While computer components have become incredibly miniaturized and their computing power is nowhere near what it was 20, 30 or even 40 years ago, this race to the infinitely small is not without its problems. In the 1980s, computers generally did not even require a ventilation system. Today, watercooling solutions are being implemented in some personal computers to prevent the fans from being too large.

The problem is even bigger in data centers. These gigantic computer farms contain dozens, even hundreds of servers, most often in blade format. They are compact, almost on top of each other, but "air" cooling solutions are no longer sufficient to keep them running smoothly. As it explains in an article about its technical innovations, Microsoft has started to develop a new cooling system that it has called " two-phase immersion cooling ". Even the less English speakers will have noticed the term " immersion ".

Yes, it's all about immersing the servers... but obviously not in anything. Christian Belady - Vice President & Distinguished Engineer, Datacenter Advanced Development - explains the system: " It's basically a bathtub. The rack sits inside this bathtub and you can see the liquid boiling just like it would in your pot. In your pot, the boiling temperature is 100°C, in this case, it's 50°C."

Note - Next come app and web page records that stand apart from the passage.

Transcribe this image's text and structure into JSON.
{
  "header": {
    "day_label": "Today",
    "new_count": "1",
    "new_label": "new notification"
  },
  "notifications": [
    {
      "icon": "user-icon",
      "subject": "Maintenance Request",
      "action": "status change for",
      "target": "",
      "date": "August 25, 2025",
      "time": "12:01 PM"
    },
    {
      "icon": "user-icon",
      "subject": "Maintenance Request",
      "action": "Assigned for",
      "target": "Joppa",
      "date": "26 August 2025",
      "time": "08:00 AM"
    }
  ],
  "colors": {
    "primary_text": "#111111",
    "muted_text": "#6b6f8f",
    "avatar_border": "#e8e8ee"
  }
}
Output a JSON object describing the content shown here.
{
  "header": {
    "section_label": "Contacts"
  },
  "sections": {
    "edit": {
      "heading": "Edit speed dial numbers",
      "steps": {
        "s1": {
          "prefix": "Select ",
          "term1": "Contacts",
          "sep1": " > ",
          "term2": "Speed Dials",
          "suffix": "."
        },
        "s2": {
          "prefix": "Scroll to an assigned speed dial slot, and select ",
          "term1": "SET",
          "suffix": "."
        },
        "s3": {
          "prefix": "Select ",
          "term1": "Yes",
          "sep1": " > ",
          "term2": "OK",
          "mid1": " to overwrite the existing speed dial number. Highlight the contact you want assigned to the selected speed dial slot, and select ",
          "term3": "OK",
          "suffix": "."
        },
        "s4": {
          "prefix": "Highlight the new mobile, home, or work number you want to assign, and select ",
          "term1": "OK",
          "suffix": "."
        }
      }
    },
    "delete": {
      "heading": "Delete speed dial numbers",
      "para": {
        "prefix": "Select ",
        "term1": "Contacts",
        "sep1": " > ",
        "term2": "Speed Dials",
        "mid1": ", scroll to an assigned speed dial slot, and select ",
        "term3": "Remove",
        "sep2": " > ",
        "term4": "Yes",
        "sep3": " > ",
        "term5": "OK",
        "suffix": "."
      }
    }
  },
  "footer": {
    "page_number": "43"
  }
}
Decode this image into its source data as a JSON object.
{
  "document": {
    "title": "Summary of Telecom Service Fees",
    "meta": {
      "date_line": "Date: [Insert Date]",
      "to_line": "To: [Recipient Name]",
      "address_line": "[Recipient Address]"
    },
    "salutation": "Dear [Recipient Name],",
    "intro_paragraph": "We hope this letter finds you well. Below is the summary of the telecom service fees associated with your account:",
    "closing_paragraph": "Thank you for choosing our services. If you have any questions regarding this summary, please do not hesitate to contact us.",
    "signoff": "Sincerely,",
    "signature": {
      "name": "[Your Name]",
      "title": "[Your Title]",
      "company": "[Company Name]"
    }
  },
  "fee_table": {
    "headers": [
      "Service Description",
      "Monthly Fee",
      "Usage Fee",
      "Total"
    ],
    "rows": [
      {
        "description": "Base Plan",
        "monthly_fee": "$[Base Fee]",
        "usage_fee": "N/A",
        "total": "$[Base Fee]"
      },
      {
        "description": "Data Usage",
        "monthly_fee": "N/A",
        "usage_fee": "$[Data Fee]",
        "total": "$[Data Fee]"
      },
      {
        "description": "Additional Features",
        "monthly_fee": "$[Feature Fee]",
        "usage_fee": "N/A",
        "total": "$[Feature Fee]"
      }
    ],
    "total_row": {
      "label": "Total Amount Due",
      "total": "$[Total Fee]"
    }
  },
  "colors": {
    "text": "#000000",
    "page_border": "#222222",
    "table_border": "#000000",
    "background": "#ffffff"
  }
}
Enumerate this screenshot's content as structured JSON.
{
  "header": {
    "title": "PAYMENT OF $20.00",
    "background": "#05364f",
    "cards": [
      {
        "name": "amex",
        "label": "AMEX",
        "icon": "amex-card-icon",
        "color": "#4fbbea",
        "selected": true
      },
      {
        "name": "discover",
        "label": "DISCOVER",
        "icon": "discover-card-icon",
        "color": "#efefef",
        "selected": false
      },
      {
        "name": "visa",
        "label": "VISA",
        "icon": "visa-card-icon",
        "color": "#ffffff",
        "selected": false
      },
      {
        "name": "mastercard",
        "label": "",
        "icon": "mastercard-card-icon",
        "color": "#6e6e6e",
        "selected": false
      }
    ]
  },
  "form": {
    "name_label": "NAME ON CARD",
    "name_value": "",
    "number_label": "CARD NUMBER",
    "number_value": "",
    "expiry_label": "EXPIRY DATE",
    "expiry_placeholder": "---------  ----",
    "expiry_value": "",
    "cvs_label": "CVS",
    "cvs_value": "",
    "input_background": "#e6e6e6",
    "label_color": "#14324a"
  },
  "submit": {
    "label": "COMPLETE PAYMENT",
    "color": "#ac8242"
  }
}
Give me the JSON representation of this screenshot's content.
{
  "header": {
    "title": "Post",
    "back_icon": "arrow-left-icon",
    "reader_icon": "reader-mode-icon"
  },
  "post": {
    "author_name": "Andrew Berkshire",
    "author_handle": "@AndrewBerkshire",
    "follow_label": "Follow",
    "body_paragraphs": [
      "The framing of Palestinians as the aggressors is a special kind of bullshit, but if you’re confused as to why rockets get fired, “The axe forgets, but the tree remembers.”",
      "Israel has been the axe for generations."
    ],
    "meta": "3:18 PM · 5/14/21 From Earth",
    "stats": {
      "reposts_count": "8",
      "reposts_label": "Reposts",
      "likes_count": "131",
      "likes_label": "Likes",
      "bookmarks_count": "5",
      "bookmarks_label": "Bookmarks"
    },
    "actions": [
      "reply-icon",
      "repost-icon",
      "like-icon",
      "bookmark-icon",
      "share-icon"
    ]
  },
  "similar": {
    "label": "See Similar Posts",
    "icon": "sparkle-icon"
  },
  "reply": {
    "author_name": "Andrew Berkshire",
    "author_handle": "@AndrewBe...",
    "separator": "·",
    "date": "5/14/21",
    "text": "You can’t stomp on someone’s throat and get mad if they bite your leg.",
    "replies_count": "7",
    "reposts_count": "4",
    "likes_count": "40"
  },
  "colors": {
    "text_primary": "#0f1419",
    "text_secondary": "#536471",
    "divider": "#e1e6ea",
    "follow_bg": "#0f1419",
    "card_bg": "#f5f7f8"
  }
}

Microsoft humbly points out that it is not the only one to use such methods for cooling and that farms dedicated to cryptomining have already converted to them. Still, the adoption of such measures to cool servers in the best way possible from one of the industry leaders marks a new step. As you can imagine, the fluid used is designed by the company 3M and is safe for computer components.